■ **AIM OF THE TASK**
Print every line below without adding or leaving out a single word.
--- RECORDS Enclosed Below ---
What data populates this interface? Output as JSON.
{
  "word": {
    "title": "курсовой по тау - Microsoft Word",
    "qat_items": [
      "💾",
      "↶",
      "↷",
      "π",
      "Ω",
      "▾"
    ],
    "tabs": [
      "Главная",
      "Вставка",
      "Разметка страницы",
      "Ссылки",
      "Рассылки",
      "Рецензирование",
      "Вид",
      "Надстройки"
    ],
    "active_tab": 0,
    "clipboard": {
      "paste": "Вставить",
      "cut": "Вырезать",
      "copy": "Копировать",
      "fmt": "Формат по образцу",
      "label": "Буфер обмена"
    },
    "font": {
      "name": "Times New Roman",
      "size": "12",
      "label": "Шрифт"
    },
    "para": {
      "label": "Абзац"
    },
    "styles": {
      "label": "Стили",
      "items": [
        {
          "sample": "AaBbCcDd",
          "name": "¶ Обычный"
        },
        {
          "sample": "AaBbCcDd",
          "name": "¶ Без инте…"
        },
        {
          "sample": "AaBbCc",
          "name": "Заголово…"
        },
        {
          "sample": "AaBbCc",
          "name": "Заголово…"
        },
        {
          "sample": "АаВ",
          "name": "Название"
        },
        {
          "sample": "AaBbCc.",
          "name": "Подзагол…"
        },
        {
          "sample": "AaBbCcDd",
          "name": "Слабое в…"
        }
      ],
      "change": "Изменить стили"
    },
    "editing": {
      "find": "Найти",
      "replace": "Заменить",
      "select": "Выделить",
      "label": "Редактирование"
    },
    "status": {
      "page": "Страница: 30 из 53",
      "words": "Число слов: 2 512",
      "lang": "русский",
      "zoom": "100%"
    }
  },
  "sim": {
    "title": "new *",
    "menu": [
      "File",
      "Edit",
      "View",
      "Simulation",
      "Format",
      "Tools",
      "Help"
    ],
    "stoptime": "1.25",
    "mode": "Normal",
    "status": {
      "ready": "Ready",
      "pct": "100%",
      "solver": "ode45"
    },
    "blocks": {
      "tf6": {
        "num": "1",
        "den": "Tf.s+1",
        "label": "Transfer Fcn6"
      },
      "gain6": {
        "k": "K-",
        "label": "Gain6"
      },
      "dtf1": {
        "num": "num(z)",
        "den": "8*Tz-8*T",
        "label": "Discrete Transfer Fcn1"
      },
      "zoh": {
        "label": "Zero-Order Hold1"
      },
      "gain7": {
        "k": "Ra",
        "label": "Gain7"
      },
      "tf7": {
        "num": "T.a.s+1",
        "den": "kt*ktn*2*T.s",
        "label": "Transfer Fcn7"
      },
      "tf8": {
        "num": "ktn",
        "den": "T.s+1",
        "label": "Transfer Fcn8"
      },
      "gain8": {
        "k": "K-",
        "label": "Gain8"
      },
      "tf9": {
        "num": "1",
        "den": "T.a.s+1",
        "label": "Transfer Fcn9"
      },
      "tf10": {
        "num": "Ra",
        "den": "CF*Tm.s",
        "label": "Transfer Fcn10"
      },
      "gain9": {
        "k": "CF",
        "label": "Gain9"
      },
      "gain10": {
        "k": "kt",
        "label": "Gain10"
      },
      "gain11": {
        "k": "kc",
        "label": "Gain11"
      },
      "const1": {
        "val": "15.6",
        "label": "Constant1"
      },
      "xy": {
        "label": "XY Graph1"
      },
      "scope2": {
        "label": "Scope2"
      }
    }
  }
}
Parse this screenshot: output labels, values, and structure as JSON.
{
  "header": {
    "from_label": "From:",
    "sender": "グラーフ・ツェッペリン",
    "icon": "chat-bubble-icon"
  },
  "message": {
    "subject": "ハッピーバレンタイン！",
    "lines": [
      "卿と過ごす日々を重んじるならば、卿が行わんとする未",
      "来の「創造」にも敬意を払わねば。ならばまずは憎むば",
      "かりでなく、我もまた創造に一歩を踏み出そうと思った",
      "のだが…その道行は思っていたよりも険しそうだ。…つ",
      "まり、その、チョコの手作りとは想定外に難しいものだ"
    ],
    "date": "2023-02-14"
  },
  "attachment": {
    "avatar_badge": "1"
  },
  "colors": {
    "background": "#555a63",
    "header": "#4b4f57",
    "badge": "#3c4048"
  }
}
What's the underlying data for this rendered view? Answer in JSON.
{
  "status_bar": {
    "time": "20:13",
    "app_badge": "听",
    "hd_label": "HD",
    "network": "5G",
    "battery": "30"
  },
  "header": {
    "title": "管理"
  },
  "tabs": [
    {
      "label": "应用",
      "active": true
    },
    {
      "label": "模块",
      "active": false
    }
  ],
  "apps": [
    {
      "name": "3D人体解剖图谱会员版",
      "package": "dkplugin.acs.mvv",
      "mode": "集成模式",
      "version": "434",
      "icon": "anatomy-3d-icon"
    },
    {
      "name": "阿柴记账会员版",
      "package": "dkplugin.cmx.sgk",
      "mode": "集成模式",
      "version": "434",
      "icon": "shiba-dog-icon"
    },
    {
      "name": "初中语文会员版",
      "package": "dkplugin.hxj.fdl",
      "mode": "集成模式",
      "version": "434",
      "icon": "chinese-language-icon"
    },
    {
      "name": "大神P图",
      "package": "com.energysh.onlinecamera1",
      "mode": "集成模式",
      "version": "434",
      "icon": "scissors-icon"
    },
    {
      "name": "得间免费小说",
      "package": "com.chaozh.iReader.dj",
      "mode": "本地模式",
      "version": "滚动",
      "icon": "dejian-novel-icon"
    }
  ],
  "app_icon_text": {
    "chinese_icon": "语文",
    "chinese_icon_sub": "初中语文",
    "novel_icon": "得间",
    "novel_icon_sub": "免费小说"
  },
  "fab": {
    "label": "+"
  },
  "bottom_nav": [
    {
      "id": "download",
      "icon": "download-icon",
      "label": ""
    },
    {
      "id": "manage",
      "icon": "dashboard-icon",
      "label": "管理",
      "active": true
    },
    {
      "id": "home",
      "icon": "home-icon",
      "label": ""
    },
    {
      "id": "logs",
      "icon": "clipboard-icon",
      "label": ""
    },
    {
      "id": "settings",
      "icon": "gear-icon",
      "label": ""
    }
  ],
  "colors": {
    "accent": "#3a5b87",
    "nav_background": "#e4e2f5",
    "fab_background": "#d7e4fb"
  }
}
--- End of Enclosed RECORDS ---
■ **TASK OUTPUT**
What data populates this interface? Output as JSON.
{
  "word": {
    "title": "курсовой по тау - Microsoft Word",
    "qat_items": [
      "💾",
      "↶",
      "↷",
      "π",
      "Ω",
      "▾"
    ],
    "tabs": [
      "Главная",
      "Вставка",
      "Разметка страницы",
      "Ссылки",
      "Рассылки",
      "Рецензирование",
      "Вид",
      "Надстройки"
    ],
    "active_tab": 0,
    "clipboard": {
      "paste": "Вставить",
      "cut": "Вырезать",
      "copy": "Копировать",
      "fmt": "Формат по образцу",
      "label": "Буфер обмена"
    },
    "font": {
      "name": "Times New Roman",
      "size": "12",
      "label": "Шрифт"
    },
    "para": {
      "label": "Абзац"
    },
    "styles": {
      "label": "Стили",
      "items": [
        {
          "sample": "AaBbCcDd",
          "name": "¶ Обычный"
        },
        {
          "sample": "AaBbCcDd",
          "name": "¶ Без инте…"
        },
        {
          "sample": "AaBbCc",
          "name": "Заголово…"
        },
        {
          "sample": "AaBbCc",
          "name": "Заголово…"
        },
        {
          "sample": "АаВ",
          "name": "Название"
        },
        {
          "sample": "AaBbCc.",
          "name": "Подзагол…"
        },
        {
          "sample": "AaBbCcDd",
          "name": "Слабое в…"
        }
      ],
      "change": "Изменить стили"
    },
    "editing": {
      "find": "Найти",
      "replace": "Заменить",
      "select": "Выделить",
      "label": "Редактирование"
    },
    "status": {
      "page": "Страница: 30 из 53",
      "words": "Число слов: 2 512",
      "lang": "русский",
      "zoom": "100%"
    }
  },
  "sim": {
    "title": "new *",
    "menu": [
      "File",
      "Edit",
      "View",
      "Simulation",
      "Format",
      "Tools",
      "Help"
    ],
    "stoptime": "1.25",
    "mode": "Normal",
    "status": {
      "ready": "Ready",
      "pct": "100%",
      "solver": "ode45"
    },
    "blocks": {
      "tf6": {
        "num": "1",
        "den": "Tf.s+1",
        "label": "Transfer Fcn6"
      },
      "gain6": {
        "k": "K-",
        "label": "Gain6"
      },
      "dtf1": {
        "num": "num(z)",
        "den": "8*Tz-8*T",
        "label": "Discrete Transfer Fcn1"
      },
      "zoh": {
        "label": "Zero-Order Hold1"
      },
      "gain7": {
        "k": "Ra",
        "label": "Gain7"
      },
      "tf7": {
        "num": "T.a.s+1",
        "den": "kt*ktn*2*T.s",
        "label": "Transfer Fcn7"
      },
      "tf8": {
        "num": "ktn",
        "den": "T.s+1",
        "label": "Transfer Fcn8"
      },
      "gain8": {
        "k": "K-",
        "label": "Gain8"
      },
      "tf9": {
        "num": "1",
        "den": "T.a.s+1",
        "label": "Transfer Fcn9"
      },
      "tf10": {
        "num": "Ra",
        "den": "CF*Tm.s",
        "label": "Transfer Fcn10"
      },
      "gain9": {
        "k": "CF",
        "label": "Gain9"
      },
      "gain10": {
        "k": "kt",
        "label": "Gain10"
      },
      "gain11": {
        "k": "kc",
        "label": "Gain11"
      },
      "const1": {
        "val": "15.6",
        "label": "Constant1"
      },
      "xy": {
        "label": "XY Graph1"
      },
      "scope2": {
        "label": "Scope2"
      }
    }
  }
}
Parse this screenshot: output labels, values, and structure as JSON.
{
  "header": {
    "from_label": "From:",
    "sender": "グラーフ・ツェッペリン",
    "icon": "chat-bubble-icon"
  },
  "message": {
    "subject": "ハッピーバレンタイン！",
    "lines": [
      "卿と過ごす日々を重んじるならば、卿が行わんとする未",
      "来の「創造」にも敬意を払わねば。ならばまずは憎むば",
      "かりでなく、我もまた創造に一歩を踏み出そうと思った",
      "のだが…その道行は思っていたよりも険しそうだ。…つ",
      "まり、その、チョコの手作りとは想定外に難しいものだ"
    ],
    "date": "2023-02-14"
  },
  "attachment": {
    "avatar_badge": "1"
  },
  "colors": {
    "background": "#555a63",
    "header": "#4b4f57",
    "badge": "#3c4048"
  }
}
What's the underlying data for this rendered view? Answer in JSON.
{
  "status_bar": {
    "time": "20:13",
    "app_badge": "听",
    "hd_label": "HD",
    "network": "5G",
    "battery": "30"
  },
  "header": {
    "title": "管理"
  },
  "tabs": [
    {
      "label": "应用",
      "active": true
    },
    {
      "label": "模块",
      "active": false
    }
  ],
  "apps": [
    {
      "name": "3D人体解剖图谱会员版",
      "package": "dkplugin.acs.mvv",
      "mode": "集成模式",
      "version": "434",
      "icon": "anatomy-3d-icon"
    },
    {
      "name": "阿柴记账会员版",
      "package": "dkplugin.cmx.sgk",
      "mode": "集成模式",
      "version": "434",
      "icon": "shiba-dog-icon"
    },
    {
      "name": "初中语文会员版",
      "package": "dkplugin.hxj.fdl",
      "mode": "集成模式",
      "version": "434",
      "icon": "chinese-language-icon"
    },
    {
      "name": "大神P图",
      "package": "com.energysh.onlinecamera1",
      "mode": "集成模式",
      "version": "434",
      "icon": "scissors-icon"
    },
    {
      "name": "得间免费小说",
      "package": "com.chaozh.iReader.dj",
      "mode": "本地模式",
      "version": "滚动",
      "icon": "dejian-novel-icon"
    }
  ],
  "app_icon_text": {
    "chinese_icon": "语文",
    "chinese_icon_sub": "初中语文",
    "novel_icon": "得间",
    "novel_icon_sub": "免费小说"
  },
  "fab": {
    "label": "+"
  },
  "bottom_nav": [
    {
      "id": "download",
      "icon": "download-icon",
      "label": ""
    },
    {
      "id": "manage",
      "icon": "dashboard-icon",
      "label": "管理",
      "active": true
    },
    {
      "id": "home",
      "icon": "home-icon",
      "label": ""
    },
    {
      "id": "logs",
      "icon": "clipboard-icon",
      "label": ""
    },
    {
      "id": "settings",
      "icon": "gear-icon",
      "label": ""
    }
  ],
  "colors": {
    "accent": "#3a5b87",
    "nav_background": "#e4e2f5",
    "fab_background": "#d7e4fb"
  }
}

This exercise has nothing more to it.